#### Dataset records

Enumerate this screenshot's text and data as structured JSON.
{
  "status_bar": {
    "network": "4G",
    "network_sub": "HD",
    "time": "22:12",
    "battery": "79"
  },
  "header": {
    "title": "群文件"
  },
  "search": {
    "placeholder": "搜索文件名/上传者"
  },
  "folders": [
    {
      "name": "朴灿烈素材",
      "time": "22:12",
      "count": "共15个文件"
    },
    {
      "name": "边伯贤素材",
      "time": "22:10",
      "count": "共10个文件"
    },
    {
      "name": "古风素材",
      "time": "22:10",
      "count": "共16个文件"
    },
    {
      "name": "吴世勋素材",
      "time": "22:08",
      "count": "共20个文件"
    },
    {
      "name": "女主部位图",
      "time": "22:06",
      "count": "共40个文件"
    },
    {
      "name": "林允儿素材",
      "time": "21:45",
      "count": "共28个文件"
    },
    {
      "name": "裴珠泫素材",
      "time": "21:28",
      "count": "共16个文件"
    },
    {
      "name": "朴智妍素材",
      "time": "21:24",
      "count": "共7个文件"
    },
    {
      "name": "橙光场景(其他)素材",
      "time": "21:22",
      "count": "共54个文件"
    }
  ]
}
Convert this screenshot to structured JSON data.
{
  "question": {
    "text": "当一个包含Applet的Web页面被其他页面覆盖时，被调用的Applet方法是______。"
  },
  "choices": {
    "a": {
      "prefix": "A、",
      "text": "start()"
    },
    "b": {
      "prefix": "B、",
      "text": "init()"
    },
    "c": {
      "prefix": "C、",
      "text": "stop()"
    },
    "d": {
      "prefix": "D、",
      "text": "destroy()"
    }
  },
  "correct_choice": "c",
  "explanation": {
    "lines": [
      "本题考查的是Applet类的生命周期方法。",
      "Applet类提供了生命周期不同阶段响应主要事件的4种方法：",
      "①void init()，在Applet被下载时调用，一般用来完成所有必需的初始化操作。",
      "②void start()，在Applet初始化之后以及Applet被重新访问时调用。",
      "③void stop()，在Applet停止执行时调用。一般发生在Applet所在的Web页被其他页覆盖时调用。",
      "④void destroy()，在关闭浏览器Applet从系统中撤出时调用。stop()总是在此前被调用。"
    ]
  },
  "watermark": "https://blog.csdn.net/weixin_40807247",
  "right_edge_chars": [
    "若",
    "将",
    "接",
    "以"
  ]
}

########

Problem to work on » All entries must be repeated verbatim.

Response »
Enumerate this screenshot's text and data as structured JSON.
{
  "status_bar": {
    "network": "4G",
    "network_sub": "HD",
    "time": "22:12",
    "battery": "79"
  },
  "header": {
    "title": "群文件"
  },
  "search": {
    "placeholder": "搜索文件名/上传者"
  },
  "folders": [
    {
      "name": "朴灿烈素材",
      "time": "22:12",
      "count": "共15个文件"
    },
    {
      "name": "边伯贤素材",
      "time": "22:10",
      "count": "共10个文件"
    },
    {
      "name": "古风素材",
      "time": "22:10",
      "count": "共16个文件"
    },
    {
      "name": "吴世勋素材",
      "time": "22:08",
      "count": "共20个文件"
    },
    {
      "name": "女主部位图",
      "time": "22:06",
      "count": "共40个文件"
    },
    {
      "name": "林允儿素材",
      "time": "21:45",
      "count": "共28个文件"
    },
    {
      "name": "裴珠泫素材",
      "time": "21:28",
      "count": "共16个文件"
    },
    {
      "name": "朴智妍素材",
      "time": "21:24",
      "count": "共7个文件"
    },
    {
      "name": "橙光场景(其他)素材",
      "time": "21:22",
      "count": "共54个文件"
    }
  ]
}
Convert this screenshot to structured JSON data.
{
  "question": {
    "text": "当一个包含Applet的Web页面被其他页面覆盖时，被调用的Applet方法是______。"
  },
  "choices": {
    "a": {
      "prefix": "A、",
      "text": "start()"
    },
    "b": {
      "prefix": "B、",
      "text": "init()"
    },
    "c": {
      "prefix": "C、",
      "text": "stop()"
    },
    "d": {
      "prefix": "D、",
      "text": "destroy()"
    }
  },
  "correct_choice": "c",
  "explanation": {
    "lines": [
      "本题考查的是Applet类的生命周期方法。",
      "Applet类提供了生命周期不同阶段响应主要事件的4种方法：",
      "①void init()，在Applet被下载时调用，一般用来完成所有必需的初始化操作。",
      "②void start()，在Applet初始化之后以及Applet被重新访问时调用。",
      "③void stop()，在Applet停止执行时调用。一般发生在Applet所在的Web页被其他页覆盖时调用。",
      "④void destroy()，在关闭浏览器Applet从系统中撤出时调用。stop()总是在此前被调用。"
    ]
  },
  "watermark": "https://blog.csdn.net/weixin_40807247",
  "right_edge_chars": [
    "若",
    "将",
    "接",
    "以"
  ]
}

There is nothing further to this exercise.